Thanks Nancy for your informative blog. I read you regularly and enjoy it. In case anyone is working on getting an Elective resident visa, which is particularly for foreign retirees who will not make an income in Italy and want to spend more than 3 consecutive months a year in Italy (thank you Brexit😒), the Italian Embassy info was misleading. It says all I needed to do was take my Italian visa I received in the States and register it at my “local police station” which is Ugento. I spent 3 weeks directed by police offices in 3 different towns, government offices in Casarano and Taurisano and 3 different PO’s as what to do. In each of these places, the staff pretended to know what they were doing but sadly all their advice and info was wrong. I had my Italian friend translate so that was not the issue. One PO told me I needed a yellow envelope and mail my documents to the police in Lecce. Another PO said no, I needed a black envelope. I finally talked to my agent who sold me my house in Ugento and he said it was all wrong! Just go to the Anagrafe office in Ugento and they would register my visa. He was correct. The police will visit my residence within 20 days to be sure I am living here. That’s all there is to it. So, maybe this will save some others a lot of time and energy. Now I can live here up to 6 months total per year without paying Italian taxes. If I overstay, I will be subject to paying Italian taxes which are somewhere around 24 percent. As my Italian friend says, in Italy six heads are one😂 This is not the same meaning as our American saying, two heads are better than one. It means it takes six heads to make one🤣😂 After this experience, all I could think of was, “whose on first base…?” It was right out of a Laurel and Hardy movie. Bureaucracy here is just what you hear it is.

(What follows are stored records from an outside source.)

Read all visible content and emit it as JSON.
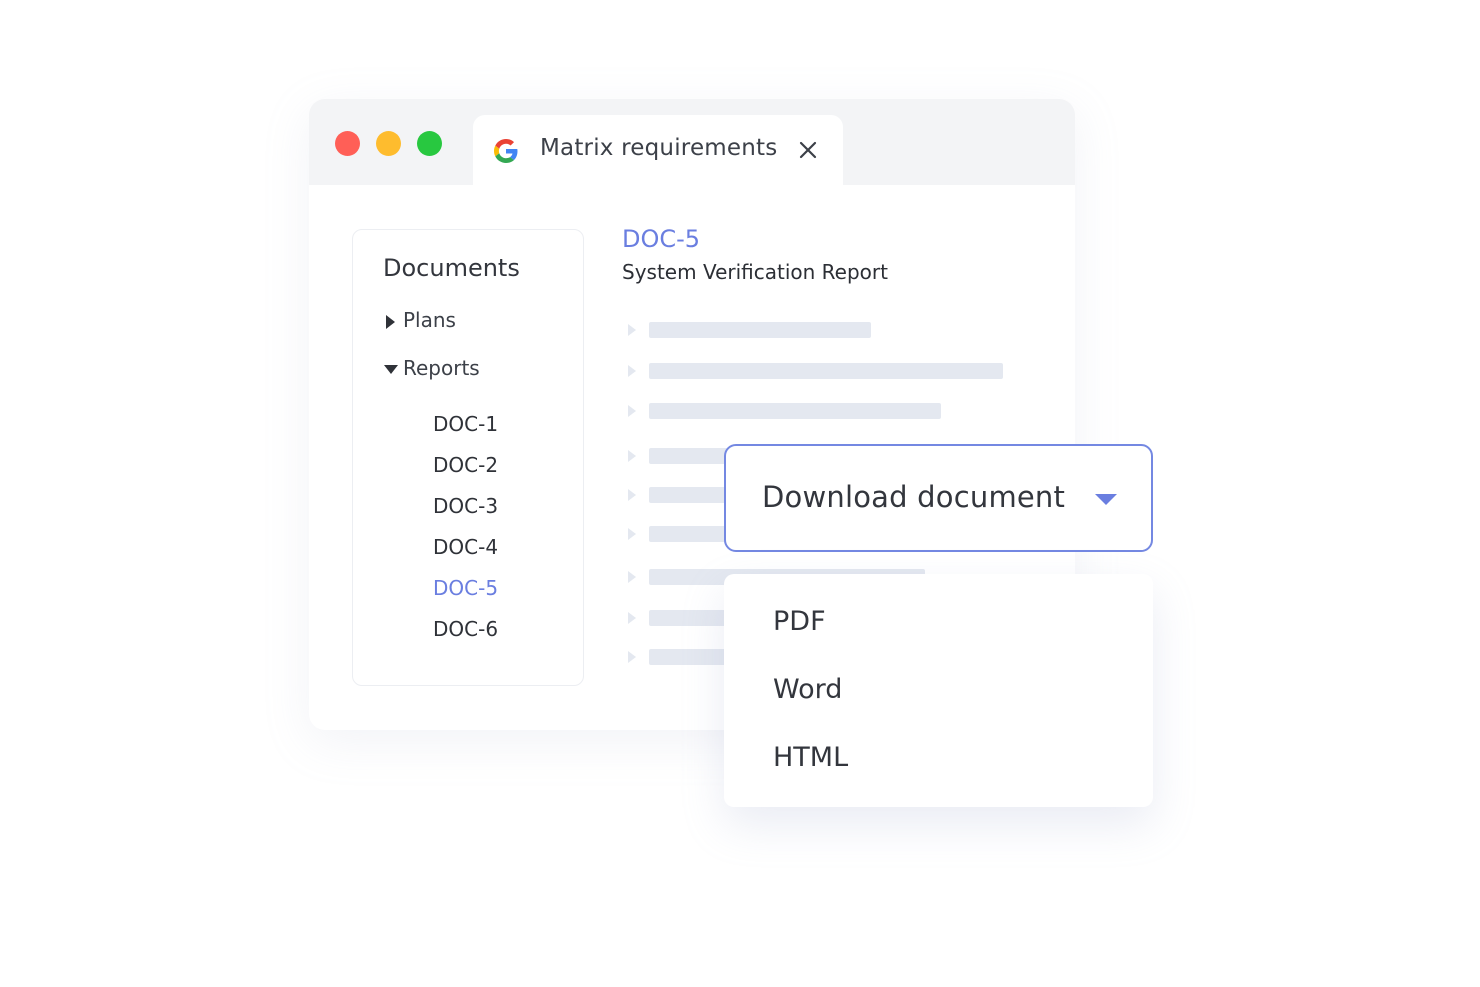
{
  "window": {
    "traffic_lights": [
      {
        "name": "close",
        "color": "#ff5f57"
      },
      {
        "name": "minimize",
        "color": "#febc2e"
      },
      {
        "name": "maximize",
        "color": "#28c840"
      }
    ]
  },
  "tab": {
    "icon": "google-g-logo",
    "title": "Matrix requirements",
    "close_icon": "close-icon"
  },
  "sidebar": {
    "title": "Documents",
    "folders": [
      {
        "label": "Plans",
        "state": "collapsed",
        "icon": "caret-right-icon"
      },
      {
        "label": "Reports",
        "state": "expanded",
        "icon": "caret-down-icon"
      }
    ],
    "documents": [
      {
        "label": "DOC-1",
        "active": false
      },
      {
        "label": "DOC-2",
        "active": false
      },
      {
        "label": "DOC-3",
        "active": false
      },
      {
        "label": "DOC-4",
        "active": false
      },
      {
        "label": "DOC-5",
        "active": true
      },
      {
        "label": "DOC-6",
        "active": false
      }
    ]
  },
  "main": {
    "doc_id": "DOC-5",
    "doc_title": "System Verification Report"
  },
  "download": {
    "label": "Download document",
    "icon": "chevron-down-icon",
    "options": [
      "PDF",
      "Word",
      "HTML"
    ]
  },
  "colors": {
    "accent": "#6a7ee0",
    "button_border": "#7488e2",
    "placeholder_bar": "#e4e8f0",
    "titlebar": "#f3f4f6"
  }
}
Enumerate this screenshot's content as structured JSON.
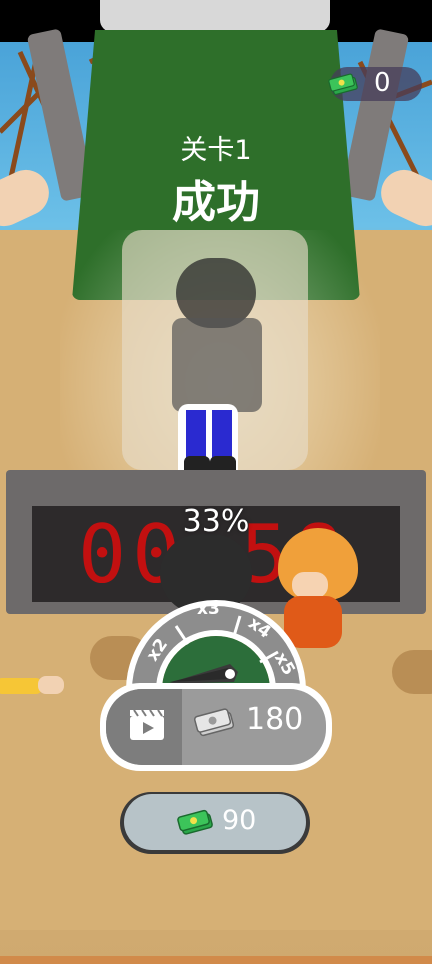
{
  "hud": {
    "coin_count": "0",
    "coin_icon": "cash-stack-icon"
  },
  "result": {
    "level_label": "关卡1",
    "status_label": "成功"
  },
  "timer": {
    "digits": "00 58",
    "color": "#c21010"
  },
  "progress": {
    "percent_label": "33%",
    "value": 0.33
  },
  "multiplier": {
    "options": [
      "x2",
      "x3",
      "x4",
      "x5"
    ]
  },
  "reward": {
    "ad_icon": "video-clapper-icon",
    "amount": "180"
  },
  "claim": {
    "amount": "90",
    "icon": "cash-stack-icon"
  }
}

Hey Matt, I can’t tell you what a relief it will be. I hope I’m not being overly optimistic!
Looking forward to your life getting easier soon! Won’t it be nice not to have to deal with this every year?
Thanks Bill. It takes tons of patience and a “never give up” attitude to survive here. I am motivated by my goal to get this permanent residence permit. Keep your eye on the prize!
Congratulations on achieving your goal and also on having the intestinal fortitude to persevere through this most challenging process.